__Work instructions__:
Return every entry in the listing word for word.

__Exercise data__:
▽
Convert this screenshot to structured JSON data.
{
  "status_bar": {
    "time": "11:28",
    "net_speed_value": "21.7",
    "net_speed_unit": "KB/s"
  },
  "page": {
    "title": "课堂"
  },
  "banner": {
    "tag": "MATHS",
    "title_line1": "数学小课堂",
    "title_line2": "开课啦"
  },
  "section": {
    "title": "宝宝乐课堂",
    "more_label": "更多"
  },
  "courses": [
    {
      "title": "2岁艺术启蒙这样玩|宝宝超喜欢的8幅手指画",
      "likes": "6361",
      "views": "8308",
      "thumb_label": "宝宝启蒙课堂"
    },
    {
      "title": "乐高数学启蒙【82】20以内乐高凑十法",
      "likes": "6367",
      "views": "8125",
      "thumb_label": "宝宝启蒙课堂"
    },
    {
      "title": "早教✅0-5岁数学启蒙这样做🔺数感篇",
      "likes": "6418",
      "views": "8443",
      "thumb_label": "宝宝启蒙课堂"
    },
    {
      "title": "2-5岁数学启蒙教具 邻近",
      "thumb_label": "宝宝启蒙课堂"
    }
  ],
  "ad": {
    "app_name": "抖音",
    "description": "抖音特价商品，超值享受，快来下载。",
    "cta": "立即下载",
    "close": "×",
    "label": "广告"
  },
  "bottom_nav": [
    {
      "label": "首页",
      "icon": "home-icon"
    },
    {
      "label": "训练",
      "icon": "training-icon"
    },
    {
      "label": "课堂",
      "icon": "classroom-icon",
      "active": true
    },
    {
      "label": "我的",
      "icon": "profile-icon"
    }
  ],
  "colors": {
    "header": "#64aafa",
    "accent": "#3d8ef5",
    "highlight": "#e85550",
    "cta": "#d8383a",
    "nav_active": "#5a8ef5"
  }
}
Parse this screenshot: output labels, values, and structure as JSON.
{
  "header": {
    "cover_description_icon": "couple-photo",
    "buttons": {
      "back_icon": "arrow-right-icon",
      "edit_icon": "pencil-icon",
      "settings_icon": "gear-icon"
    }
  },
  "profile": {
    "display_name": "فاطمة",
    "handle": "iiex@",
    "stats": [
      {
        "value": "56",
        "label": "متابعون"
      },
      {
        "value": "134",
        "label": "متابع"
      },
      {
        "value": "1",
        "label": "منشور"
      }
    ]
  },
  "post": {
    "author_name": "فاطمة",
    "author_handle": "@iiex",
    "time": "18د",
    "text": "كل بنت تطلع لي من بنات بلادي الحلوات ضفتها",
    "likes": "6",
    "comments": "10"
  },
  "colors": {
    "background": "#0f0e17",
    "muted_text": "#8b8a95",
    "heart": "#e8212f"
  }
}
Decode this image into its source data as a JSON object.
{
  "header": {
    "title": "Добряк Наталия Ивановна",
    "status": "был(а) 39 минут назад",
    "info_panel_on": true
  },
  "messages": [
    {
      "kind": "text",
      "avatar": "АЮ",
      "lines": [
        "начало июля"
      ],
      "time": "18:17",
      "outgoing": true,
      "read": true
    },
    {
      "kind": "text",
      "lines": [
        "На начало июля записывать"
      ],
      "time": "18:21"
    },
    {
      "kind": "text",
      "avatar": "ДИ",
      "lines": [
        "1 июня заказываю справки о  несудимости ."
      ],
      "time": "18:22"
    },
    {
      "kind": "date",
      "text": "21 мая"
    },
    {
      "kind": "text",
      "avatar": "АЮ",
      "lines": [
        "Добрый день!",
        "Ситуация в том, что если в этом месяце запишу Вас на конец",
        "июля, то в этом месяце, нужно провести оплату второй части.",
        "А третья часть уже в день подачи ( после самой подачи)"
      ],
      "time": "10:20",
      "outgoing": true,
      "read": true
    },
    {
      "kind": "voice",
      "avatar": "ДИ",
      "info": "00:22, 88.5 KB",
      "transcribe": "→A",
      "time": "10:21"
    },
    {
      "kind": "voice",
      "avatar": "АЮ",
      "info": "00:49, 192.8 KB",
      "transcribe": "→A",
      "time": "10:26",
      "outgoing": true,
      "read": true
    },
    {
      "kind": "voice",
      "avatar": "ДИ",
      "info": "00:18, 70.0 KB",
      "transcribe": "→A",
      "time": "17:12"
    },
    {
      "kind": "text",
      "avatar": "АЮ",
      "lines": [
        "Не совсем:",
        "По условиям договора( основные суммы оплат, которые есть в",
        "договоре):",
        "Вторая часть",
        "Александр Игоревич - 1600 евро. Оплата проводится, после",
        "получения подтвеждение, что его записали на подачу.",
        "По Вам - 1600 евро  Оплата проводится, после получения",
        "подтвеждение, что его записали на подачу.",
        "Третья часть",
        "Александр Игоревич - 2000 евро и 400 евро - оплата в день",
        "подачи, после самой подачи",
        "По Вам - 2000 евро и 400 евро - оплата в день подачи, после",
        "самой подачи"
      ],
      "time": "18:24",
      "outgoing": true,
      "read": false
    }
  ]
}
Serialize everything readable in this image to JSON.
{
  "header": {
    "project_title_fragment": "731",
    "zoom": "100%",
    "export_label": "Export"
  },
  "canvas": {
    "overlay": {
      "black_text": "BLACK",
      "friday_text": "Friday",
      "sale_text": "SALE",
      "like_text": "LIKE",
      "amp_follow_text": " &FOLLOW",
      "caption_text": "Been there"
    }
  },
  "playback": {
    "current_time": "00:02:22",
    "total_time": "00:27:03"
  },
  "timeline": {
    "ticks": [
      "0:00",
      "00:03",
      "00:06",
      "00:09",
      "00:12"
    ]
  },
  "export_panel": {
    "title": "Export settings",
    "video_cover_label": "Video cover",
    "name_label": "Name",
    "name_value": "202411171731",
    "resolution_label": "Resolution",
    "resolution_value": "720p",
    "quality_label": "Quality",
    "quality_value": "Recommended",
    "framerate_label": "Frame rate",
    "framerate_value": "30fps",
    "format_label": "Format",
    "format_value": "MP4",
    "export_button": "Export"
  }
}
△
__Written response__:
Convert this screenshot to structured JSON data.
{
  "status_bar": {
    "time": "11:28",
    "net_speed_value": "21.7",
    "net_speed_unit": "KB/s"
  },
  "page": {
    "title": "课堂"
  },
  "banner": {
    "tag": "MATHS",
    "title_line1": "数学小课堂",
    "title_line2": "开课啦"
  },
  "section": {
    "title": "宝宝乐课堂",
    "more_label": "更多"
  },
  "courses": [
    {
      "title": "2岁艺术启蒙这样玩|宝宝超喜欢的8幅手指画",
      "likes": "6361",
      "views": "8308",
      "thumb_label": "宝宝启蒙课堂"
    },
    {
      "title": "乐高数学启蒙【82】20以内乐高凑十法",
      "likes": "6367",
      "views": "8125",
      "thumb_label": "宝宝启蒙课堂"
    },
    {
      "title": "早教✅0-5岁数学启蒙这样做🔺数感篇",
      "likes": "6418",
      "views": "8443",
      "thumb_label": "宝宝启蒙课堂"
    },
    {
      "title": "2-5岁数学启蒙教具 邻近",
      "thumb_label": "宝宝启蒙课堂"
    }
  ],
  "ad": {
    "app_name": "抖音",
    "description": "抖音特价商品，超值享受，快来下载。",
    "cta": "立即下载",
    "close": "×",
    "label": "广告"
  },
  "bottom_nav": [
    {
      "label": "首页",
      "icon": "home-icon"
    },
    {
      "label": "训练",
      "icon": "training-icon"
    },
    {
      "label": "课堂",
      "icon": "classroom-icon",
      "active": true
    },
    {
      "label": "我的",
      "icon": "profile-icon"
    }
  ],
  "colors": {
    "header": "#64aafa",
    "accent": "#3d8ef5",
    "highlight": "#e85550",
    "cta": "#d8383a",
    "nav_active": "#5a8ef5"
  }
}
Parse this screenshot: output labels, values, and structure as JSON.
{
  "header": {
    "cover_description_icon": "couple-photo",
    "buttons": {
      "back_icon": "arrow-right-icon",
      "edit_icon": "pencil-icon",
      "settings_icon": "gear-icon"
    }
  },
  "profile": {
    "display_name": "فاطمة",
    "handle": "iiex@",
    "stats": [
      {
        "value": "56",
        "label": "متابعون"
      },
      {
        "value": "134",
        "label": "متابع"
      },
      {
        "value": "1",
        "label": "منشور"
      }
    ]
  },
  "post": {
    "author_name": "فاطمة",
    "author_handle": "@iiex",
    "time": "18د",
    "text": "كل بنت تطلع لي من بنات بلادي الحلوات ضفتها",
    "likes": "6",
    "comments": "10"
  },
  "colors": {
    "background": "#0f0e17",
    "muted_text": "#8b8a95",
    "heart": "#e8212f"
  }
}
Decode this image into its source data as a JSON object.
{
  "header": {
    "title": "Добряк Наталия Ивановна",
    "status": "был(а) 39 минут назад",
    "info_panel_on": true
  },
  "messages": [
    {
      "kind": "text",
      "avatar": "АЮ",
      "lines": [
        "начало июля"
      ],
      "time": "18:17",
      "outgoing": true,
      "read": true
    },
    {
      "kind": "text",
      "lines": [
        "На начало июля записывать"
      ],
      "time": "18:21"
    },
    {
      "kind": "text",
      "avatar": "ДИ",
      "lines": [
        "1 июня заказываю справки о  несудимости ."
      ],
      "time": "18:22"
    },
    {
      "kind": "date",
      "text": "21 мая"
    },
    {
      "kind": "text",
      "avatar": "АЮ",
      "lines": [
        "Добрый день!",
        "Ситуация в том, что если в этом месяце запишу Вас на конец",
        "июля, то в этом месяце, нужно провести оплату второй части.",
        "А третья часть уже в день подачи ( после самой подачи)"
      ],
      "time": "10:20",
      "outgoing": true,
      "read": true
    },
    {
      "kind": "voice",
      "avatar": "ДИ",
      "info": "00:22, 88.5 KB",
      "transcribe": "→A",
      "time": "10:21"
    },
    {
      "kind": "voice",
      "avatar": "АЮ",
      "info": "00:49, 192.8 KB",
      "transcribe": "→A",
      "time": "10:26",
      "outgoing": true,
      "read": true
    },
    {
      "kind": "voice",
      "avatar": "ДИ",
      "info": "00:18, 70.0 KB",
      "transcribe": "→A",
      "time": "17:12"
    },
    {
      "kind": "text",
      "avatar": "АЮ",
      "lines": [
        "Не совсем:",
        "По условиям договора( основные суммы оплат, которые есть в",
        "договоре):",
        "Вторая часть",
        "Александр Игоревич - 1600 евро. Оплата проводится, после",
        "получения подтвеждение, что его записали на подачу.",
        "По Вам - 1600 евро  Оплата проводится, после получения",
        "подтвеждение, что его записали на подачу.",
        "Третья часть",
        "Александр Игоревич - 2000 евро и 400 евро - оплата в день",
        "подачи, после самой подачи",
        "По Вам - 2000 евро и 400 евро - оплата в день подачи, после",
        "самой подачи"
      ],
      "time": "18:24",
      "outgoing": true,
      "read": false
    }
  ]
}
Serialize everything readable in this image to JSON.
{
  "header": {
    "project_title_fragment": "731",
    "zoom": "100%",
    "export_label": "Export"
  },
  "canvas": {
    "overlay": {
      "black_text": "BLACK",
      "friday_text": "Friday",
      "sale_text": "SALE",
      "like_text": "LIKE",
      "amp_follow_text": " &FOLLOW",
      "caption_text": "Been there"
    }
  },
  "playback": {
    "current_time": "00:02:22",
    "total_time": "00:27:03"
  },
  "timeline": {
    "ticks": [
      "0:00",
      "00:03",
      "00:06",
      "00:09",
      "00:12"
    ]
  },
  "export_panel": {
    "title": "Export settings",
    "video_cover_label": "Video cover",
    "name_label": "Name",
    "name_value": "202411171731",
    "resolution_label": "Resolution",
    "resolution_value": "720p",
    "quality_label": "Quality",
    "quality_value": "Recommended",
    "framerate_label": "Frame rate",
    "framerate_value": "30fps",
    "format_label": "Format",
    "format_value": "MP4",
    "export_button": "Export"
  }
}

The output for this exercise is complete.